A federal appeals court has revived a lawsuit brought by a group of former Detroit trial court employees against now retired chief judge Marylin Atkins for improper termination.

On Wednesday in Rodgers v. 36th District Court, the U.S. Court of Appeals for the Sixth Circuit affirmed Eastern District of Michigan Judge Julian Abele Cook’s August 2011 denial of Atkins’ motion for summary judgment of 14 plaintiffs’ claims. Cook granted summary judgment to Atkins on three claims.

Atkins, who served as chief of Michigan’s 36th Judicial District Court until her retirement last year, claimed qualified immunity. She also argued that a March 2006 letter from a district official to the union president about “the Court’s intent to modify, amend, or terminate all or parts” of collective bargaining agreement ended that agreement.
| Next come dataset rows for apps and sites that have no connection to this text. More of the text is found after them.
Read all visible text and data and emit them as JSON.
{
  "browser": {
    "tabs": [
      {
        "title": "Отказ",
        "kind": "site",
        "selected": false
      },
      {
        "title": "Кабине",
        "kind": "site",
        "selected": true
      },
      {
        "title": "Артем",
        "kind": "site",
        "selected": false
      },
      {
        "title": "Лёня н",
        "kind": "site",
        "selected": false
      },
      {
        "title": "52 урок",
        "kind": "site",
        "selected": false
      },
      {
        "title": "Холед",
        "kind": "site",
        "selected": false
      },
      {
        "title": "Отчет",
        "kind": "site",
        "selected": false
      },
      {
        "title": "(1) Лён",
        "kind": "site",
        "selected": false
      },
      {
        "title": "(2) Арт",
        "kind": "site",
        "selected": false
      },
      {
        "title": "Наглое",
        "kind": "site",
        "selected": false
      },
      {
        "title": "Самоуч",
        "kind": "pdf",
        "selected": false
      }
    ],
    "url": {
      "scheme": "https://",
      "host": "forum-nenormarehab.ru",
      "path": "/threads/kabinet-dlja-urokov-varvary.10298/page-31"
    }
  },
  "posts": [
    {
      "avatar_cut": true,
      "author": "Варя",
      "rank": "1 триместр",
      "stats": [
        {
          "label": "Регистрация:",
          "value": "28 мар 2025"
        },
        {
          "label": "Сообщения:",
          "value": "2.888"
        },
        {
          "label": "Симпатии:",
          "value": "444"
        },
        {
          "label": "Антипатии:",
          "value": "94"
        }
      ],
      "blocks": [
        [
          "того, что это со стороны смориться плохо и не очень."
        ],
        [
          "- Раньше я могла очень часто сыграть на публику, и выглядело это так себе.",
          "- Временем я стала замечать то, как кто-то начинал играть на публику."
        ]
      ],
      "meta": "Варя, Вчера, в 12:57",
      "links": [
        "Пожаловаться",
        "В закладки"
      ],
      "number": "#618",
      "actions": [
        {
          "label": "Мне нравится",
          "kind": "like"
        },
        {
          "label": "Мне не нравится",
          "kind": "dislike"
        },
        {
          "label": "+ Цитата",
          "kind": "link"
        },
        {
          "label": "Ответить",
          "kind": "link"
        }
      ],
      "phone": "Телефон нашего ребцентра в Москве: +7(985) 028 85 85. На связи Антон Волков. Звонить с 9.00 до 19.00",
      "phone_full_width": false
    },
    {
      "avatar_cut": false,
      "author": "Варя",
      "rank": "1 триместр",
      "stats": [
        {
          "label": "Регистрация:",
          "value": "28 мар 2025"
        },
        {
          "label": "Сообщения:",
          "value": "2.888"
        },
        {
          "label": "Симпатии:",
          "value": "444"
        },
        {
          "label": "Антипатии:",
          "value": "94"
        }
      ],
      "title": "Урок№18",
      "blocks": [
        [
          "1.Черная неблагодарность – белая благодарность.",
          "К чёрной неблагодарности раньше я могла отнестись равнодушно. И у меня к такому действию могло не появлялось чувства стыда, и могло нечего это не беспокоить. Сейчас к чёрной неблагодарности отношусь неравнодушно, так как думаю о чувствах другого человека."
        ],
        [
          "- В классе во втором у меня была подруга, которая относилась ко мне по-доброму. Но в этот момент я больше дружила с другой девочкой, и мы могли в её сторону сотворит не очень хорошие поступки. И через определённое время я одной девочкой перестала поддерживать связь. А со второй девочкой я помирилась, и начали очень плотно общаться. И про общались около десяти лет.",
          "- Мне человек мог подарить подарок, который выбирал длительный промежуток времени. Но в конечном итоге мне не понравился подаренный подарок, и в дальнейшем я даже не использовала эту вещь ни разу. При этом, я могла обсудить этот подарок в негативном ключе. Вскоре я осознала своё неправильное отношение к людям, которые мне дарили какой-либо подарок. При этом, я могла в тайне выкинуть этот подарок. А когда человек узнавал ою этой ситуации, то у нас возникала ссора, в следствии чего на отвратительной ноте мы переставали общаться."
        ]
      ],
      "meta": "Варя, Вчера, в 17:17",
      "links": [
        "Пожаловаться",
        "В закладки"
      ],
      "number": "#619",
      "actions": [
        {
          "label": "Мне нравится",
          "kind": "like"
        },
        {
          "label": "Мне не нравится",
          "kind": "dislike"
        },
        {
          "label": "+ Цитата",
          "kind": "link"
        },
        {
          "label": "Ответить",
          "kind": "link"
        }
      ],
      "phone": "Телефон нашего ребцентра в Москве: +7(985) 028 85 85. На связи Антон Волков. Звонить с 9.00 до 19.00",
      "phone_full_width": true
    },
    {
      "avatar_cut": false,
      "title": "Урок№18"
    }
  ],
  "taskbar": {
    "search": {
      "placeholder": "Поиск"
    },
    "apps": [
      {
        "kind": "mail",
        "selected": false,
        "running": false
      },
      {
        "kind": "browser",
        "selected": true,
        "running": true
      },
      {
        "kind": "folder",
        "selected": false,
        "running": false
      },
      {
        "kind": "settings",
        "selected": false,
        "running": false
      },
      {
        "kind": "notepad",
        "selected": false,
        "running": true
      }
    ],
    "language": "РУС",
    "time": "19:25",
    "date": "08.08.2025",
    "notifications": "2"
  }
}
According to court records, the plaintiffs were fired between February 2007 and February 2009 for reasons including fixing traffic tickets, failing to return to work after a scheduled health leave and falsely applying for bereavement leave. They claimed their terminations violated the agreement and that Atkins and the district improperly denied their demands for arbitration. Their May 2010 case claimed they were fired without due process of law in violation of the Fifth and Fourteenth Amendments.

Judge Julia Smith Gibbons wrote the Sixth Circuit’s opinion, joined by Judge R. Guy Cole Jr. and Senior Judge Martha Craig Daughtrey.

Gibbons noted that the terminations were not random and conformed with the 36th District’s established procedure.

“Because the plaintiffs challenge actions taken pursuant to established state procedure, they are not required to plead and prove the inadequacy of administrative and state court remedies in order to state a [civil action for deprivation of rights claim,” she wrote.

She cited U.S. Supreme Court and Sixth Circuit precedents holding that public employees who can be fired only for “just cause” enjoy property interests in their employment that is protected by due process.

“We hold that the plaintiffs allege sufficient facts to lead a jury to conclude that it was objectively unreasonable for an official in Atkins’s position to believe that the [agreement was] terminated and, therefore, that it was objectively unreasonable to fire the plaintiffs and deny their demands for arbitration,” Gibbons wrote.

“It’s an important case affirming the rights of public sector employees to have a meaningful review of public officer’s decision to terminate their employment,” said Robert Fetter, an associate at Detroit’s Miller Cohen who argued for the former employees.

Such a review is necessary to ferret out bias, corruption and other improper reasons for ending a public employees’ livelihood, he said.

The court and its lawyers at Detroit’s Kotz Sangster Wysocki did not respond to requests for comment. Matthew Derby argued. Atkins could not be reached for comment.

Sheri Qualters can be contacted at squalters@alm.com.